WORK REQUEST – Pull out every line below that holds the word "will".

GIVEN ENTRIES –
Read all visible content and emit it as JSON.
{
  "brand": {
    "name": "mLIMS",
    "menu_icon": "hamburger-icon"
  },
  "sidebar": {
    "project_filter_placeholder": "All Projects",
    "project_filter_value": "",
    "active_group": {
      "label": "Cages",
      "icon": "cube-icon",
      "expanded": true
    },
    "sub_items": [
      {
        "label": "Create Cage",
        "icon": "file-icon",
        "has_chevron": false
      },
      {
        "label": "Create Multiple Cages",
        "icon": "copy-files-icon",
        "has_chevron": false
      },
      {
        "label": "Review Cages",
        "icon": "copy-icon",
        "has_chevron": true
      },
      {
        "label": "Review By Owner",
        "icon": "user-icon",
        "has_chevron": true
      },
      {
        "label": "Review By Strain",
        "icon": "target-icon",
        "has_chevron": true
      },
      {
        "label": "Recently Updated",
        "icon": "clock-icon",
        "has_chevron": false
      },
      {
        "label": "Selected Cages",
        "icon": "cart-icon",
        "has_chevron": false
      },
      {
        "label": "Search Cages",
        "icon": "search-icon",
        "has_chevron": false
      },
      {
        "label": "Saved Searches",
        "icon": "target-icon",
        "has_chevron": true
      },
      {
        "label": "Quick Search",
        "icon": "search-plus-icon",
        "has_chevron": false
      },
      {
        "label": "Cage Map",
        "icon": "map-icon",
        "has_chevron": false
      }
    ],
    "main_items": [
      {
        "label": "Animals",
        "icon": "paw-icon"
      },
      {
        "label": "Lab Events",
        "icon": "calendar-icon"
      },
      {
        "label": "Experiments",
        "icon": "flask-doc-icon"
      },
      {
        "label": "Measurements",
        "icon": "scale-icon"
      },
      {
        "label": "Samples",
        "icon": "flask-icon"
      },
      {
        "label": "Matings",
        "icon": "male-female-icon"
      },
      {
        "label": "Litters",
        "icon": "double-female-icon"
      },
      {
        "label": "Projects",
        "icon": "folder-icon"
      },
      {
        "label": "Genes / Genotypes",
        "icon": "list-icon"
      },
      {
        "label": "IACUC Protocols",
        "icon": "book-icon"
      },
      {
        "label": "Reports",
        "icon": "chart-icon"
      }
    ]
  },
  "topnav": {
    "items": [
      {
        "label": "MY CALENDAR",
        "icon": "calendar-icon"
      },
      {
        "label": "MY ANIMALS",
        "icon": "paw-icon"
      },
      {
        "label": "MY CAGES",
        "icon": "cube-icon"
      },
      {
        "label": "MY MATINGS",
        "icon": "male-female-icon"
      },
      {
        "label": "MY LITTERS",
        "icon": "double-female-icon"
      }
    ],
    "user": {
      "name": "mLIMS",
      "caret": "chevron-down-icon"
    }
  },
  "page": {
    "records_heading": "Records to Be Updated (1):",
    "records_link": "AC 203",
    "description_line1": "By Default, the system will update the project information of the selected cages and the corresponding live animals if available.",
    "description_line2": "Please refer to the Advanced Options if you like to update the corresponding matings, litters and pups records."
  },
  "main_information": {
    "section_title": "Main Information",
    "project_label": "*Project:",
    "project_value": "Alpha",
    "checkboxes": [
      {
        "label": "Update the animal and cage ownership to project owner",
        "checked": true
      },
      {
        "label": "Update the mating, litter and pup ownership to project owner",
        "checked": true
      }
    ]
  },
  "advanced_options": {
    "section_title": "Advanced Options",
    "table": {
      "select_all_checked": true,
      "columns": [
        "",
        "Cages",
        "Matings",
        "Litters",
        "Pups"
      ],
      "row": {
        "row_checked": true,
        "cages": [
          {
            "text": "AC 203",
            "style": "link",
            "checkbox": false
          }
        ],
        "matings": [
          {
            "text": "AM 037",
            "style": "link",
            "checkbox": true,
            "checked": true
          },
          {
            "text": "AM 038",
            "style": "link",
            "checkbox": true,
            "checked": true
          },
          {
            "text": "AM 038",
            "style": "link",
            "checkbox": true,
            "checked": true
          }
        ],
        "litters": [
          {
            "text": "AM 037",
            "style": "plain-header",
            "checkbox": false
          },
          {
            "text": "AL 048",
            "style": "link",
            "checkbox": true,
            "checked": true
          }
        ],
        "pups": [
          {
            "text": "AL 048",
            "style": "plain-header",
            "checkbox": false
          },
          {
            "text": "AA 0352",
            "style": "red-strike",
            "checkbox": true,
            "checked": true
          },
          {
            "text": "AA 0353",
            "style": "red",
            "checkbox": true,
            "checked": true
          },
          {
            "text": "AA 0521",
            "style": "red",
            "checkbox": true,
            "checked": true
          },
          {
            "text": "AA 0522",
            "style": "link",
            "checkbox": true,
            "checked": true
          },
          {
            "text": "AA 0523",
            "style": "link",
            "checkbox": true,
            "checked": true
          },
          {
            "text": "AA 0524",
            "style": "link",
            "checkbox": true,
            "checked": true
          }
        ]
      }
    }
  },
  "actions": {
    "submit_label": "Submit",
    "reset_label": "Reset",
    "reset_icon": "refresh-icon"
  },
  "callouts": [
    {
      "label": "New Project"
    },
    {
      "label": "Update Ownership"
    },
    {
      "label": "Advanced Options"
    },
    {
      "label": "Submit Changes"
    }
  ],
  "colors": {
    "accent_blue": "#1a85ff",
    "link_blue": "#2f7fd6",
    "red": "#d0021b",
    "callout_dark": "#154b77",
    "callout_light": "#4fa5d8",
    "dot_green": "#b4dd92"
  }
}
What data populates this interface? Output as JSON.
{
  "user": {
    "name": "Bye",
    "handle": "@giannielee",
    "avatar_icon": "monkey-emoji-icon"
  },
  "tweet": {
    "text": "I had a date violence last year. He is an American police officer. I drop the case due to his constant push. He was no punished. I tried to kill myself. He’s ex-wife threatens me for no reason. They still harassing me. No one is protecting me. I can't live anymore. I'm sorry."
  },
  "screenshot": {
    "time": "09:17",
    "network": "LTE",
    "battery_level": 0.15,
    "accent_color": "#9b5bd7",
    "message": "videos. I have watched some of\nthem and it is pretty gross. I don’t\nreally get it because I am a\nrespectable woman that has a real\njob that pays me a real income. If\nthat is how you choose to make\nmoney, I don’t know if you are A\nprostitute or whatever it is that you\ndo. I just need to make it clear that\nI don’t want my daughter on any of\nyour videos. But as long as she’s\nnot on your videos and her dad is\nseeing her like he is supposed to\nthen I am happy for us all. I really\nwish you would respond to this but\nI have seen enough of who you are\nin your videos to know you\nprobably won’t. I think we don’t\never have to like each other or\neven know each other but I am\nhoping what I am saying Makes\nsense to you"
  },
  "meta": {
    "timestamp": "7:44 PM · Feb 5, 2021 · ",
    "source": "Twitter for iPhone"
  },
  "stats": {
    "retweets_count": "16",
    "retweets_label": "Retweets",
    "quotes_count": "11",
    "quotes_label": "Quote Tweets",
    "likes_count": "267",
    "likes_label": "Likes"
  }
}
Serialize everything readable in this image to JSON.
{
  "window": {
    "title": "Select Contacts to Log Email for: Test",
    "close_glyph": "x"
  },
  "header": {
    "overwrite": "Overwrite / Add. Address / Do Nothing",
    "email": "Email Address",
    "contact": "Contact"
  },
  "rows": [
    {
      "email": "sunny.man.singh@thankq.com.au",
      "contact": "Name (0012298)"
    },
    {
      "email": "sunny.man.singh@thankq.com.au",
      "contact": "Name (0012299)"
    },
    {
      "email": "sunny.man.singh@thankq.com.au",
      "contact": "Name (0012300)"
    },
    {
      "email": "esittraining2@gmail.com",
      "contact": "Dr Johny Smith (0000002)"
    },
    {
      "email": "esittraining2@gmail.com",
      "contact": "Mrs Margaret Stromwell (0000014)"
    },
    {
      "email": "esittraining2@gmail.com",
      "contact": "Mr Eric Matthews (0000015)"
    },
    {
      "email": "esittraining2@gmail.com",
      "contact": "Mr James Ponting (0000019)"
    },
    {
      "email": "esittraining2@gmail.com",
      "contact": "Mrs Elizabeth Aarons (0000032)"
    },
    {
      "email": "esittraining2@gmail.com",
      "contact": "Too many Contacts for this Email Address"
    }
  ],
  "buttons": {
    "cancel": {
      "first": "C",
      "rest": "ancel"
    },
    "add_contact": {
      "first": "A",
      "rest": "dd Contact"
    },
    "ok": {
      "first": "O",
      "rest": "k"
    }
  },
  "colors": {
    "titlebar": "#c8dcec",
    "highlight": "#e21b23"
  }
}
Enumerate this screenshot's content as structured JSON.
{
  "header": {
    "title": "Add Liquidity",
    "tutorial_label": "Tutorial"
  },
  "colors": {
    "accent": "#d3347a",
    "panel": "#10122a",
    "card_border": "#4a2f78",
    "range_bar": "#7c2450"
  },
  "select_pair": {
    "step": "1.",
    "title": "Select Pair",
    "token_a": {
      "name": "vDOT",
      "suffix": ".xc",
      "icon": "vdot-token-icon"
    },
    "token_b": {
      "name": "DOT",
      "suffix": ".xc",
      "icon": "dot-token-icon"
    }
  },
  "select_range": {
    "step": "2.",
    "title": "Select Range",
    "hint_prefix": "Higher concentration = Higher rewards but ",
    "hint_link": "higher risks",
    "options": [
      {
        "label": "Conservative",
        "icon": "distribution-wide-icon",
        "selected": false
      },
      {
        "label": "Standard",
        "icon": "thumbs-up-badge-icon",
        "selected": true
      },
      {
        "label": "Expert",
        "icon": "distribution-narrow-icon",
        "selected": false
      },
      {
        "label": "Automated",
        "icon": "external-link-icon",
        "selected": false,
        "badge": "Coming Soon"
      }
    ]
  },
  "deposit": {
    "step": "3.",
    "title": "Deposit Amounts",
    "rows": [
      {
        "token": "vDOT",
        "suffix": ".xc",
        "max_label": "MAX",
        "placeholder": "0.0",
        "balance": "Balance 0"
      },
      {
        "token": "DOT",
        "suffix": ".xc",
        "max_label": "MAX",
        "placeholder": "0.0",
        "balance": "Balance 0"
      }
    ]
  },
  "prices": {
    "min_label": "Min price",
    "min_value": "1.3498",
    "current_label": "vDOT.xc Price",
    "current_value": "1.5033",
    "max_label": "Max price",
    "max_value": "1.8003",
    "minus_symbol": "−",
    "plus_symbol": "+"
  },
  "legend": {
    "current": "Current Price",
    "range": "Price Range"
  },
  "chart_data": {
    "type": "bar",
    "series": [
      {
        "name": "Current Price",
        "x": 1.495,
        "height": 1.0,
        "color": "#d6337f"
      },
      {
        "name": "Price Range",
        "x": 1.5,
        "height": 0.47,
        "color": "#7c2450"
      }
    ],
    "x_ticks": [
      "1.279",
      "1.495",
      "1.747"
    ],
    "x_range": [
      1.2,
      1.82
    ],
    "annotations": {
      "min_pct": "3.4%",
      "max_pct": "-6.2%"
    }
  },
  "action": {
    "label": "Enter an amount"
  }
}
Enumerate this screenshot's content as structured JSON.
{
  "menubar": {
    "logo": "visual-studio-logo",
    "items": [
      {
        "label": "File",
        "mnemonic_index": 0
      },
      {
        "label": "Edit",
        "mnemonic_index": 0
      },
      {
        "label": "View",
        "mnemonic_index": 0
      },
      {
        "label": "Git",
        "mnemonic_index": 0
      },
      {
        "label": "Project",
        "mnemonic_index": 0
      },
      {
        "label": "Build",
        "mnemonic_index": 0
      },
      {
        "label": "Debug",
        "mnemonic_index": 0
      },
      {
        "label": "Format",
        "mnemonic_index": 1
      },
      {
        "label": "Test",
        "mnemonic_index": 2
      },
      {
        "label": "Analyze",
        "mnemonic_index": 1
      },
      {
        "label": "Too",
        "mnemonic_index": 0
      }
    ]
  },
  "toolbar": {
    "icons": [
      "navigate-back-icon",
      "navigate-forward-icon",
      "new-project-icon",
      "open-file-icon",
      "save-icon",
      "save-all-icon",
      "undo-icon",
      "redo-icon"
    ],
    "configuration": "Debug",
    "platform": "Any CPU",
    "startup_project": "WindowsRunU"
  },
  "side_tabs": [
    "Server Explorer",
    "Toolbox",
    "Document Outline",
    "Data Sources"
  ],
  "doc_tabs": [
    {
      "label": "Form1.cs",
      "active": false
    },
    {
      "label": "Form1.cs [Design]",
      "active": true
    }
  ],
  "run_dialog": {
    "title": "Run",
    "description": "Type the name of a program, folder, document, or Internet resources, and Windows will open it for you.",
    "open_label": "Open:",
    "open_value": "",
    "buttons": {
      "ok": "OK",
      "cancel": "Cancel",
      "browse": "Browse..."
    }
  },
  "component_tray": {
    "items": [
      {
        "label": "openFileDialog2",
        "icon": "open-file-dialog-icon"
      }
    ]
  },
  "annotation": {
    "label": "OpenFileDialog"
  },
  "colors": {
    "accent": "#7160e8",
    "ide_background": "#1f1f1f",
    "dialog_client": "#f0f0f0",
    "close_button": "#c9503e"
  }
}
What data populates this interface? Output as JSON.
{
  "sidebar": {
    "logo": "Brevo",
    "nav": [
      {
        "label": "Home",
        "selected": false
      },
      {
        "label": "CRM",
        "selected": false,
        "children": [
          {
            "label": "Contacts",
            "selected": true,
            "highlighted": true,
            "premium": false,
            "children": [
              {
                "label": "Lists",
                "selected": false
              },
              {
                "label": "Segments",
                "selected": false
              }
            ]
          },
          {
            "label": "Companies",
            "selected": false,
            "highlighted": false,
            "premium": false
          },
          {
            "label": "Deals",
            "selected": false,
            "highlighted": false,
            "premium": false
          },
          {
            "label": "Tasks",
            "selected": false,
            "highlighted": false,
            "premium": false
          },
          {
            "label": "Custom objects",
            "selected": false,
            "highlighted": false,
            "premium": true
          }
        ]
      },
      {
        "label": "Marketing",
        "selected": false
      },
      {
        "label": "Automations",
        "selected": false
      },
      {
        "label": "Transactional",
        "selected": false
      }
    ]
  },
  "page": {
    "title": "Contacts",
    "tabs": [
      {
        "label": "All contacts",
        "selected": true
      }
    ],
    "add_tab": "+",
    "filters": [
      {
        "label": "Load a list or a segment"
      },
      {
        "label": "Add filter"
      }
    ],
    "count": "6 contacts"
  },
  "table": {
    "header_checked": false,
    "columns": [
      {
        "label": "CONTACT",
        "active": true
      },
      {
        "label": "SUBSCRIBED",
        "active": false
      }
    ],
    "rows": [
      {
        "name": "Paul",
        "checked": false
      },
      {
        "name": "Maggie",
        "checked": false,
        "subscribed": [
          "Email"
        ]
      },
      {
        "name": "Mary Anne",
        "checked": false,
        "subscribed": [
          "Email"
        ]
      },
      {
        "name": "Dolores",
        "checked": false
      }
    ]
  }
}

WORKED SOLUTION –
    "description_line1": "By Default, the system will update the project information of the selected cages and the corresponding live animals if available.",
    "description": "Type the name of a program, folder, document, or Internet resources, and Windows will open it for you.",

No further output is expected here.